-- WHAT TO DO --
Whenever a line in the data contains "Mask", show that line.

-- INFORMATION PROVIDED --
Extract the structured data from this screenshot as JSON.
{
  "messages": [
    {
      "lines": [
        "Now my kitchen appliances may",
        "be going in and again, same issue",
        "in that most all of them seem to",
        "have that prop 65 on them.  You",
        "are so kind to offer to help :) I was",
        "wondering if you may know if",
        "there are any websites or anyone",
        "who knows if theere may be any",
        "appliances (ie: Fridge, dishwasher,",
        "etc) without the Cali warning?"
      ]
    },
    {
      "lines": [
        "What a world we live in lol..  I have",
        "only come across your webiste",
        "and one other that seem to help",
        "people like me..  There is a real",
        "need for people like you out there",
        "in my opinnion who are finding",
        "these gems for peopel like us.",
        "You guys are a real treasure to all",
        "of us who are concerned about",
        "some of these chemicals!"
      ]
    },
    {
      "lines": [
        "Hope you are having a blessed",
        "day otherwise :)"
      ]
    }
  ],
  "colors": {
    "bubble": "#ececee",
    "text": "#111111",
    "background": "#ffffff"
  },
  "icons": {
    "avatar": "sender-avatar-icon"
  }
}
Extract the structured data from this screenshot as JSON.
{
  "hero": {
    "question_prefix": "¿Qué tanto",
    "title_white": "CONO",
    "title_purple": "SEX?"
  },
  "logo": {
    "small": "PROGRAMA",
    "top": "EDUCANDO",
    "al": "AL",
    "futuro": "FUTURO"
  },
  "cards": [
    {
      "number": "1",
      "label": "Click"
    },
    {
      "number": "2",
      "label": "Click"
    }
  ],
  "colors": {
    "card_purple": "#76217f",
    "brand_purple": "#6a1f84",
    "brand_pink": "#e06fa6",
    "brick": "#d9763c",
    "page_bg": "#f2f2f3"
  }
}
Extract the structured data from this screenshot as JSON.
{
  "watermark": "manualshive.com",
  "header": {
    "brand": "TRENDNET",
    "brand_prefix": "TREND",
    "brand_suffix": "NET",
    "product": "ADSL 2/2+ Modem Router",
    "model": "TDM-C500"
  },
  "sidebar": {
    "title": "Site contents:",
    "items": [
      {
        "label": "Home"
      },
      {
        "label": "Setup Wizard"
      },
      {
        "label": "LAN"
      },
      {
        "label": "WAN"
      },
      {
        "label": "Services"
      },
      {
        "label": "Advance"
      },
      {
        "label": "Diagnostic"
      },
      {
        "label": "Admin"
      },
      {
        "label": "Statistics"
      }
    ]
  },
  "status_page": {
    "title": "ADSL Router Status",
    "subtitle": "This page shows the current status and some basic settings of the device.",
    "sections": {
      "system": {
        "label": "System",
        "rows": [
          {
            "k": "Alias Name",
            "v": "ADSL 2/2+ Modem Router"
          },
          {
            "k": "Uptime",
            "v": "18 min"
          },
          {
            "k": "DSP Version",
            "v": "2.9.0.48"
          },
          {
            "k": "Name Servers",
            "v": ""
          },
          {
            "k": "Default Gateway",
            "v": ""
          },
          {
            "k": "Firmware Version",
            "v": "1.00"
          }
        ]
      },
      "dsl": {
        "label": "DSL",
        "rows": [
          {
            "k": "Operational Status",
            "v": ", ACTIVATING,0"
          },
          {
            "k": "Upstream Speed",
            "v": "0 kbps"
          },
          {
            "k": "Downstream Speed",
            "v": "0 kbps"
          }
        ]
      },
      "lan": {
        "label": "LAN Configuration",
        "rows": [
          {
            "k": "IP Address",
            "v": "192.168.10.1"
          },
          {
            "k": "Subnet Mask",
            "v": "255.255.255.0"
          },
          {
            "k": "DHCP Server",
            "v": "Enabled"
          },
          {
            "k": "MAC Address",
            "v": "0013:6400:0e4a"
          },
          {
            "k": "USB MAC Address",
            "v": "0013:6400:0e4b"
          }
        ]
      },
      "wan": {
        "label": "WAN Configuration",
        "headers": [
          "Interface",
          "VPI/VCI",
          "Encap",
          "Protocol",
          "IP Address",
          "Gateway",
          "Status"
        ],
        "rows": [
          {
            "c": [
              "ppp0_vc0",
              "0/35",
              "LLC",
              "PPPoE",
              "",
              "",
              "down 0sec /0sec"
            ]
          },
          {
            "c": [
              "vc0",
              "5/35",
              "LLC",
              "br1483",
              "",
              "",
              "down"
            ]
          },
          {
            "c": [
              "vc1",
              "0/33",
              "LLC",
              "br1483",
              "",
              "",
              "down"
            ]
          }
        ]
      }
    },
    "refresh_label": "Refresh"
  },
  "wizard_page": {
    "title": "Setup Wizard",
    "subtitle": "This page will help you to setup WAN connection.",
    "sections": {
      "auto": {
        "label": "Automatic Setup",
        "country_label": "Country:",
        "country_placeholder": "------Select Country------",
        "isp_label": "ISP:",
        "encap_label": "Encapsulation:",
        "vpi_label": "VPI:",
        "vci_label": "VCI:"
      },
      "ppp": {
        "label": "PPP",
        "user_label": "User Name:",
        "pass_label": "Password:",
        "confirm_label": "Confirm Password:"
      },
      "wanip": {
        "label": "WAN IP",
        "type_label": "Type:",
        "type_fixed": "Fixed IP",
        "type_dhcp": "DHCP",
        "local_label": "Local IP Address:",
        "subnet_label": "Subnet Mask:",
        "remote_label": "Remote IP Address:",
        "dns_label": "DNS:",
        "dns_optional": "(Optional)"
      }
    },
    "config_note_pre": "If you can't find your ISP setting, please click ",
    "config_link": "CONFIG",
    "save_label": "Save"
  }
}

-- YOUR SOLUTION --
            "k": "Subnet Mask",
        "subnet_label": "Subnet Mask:",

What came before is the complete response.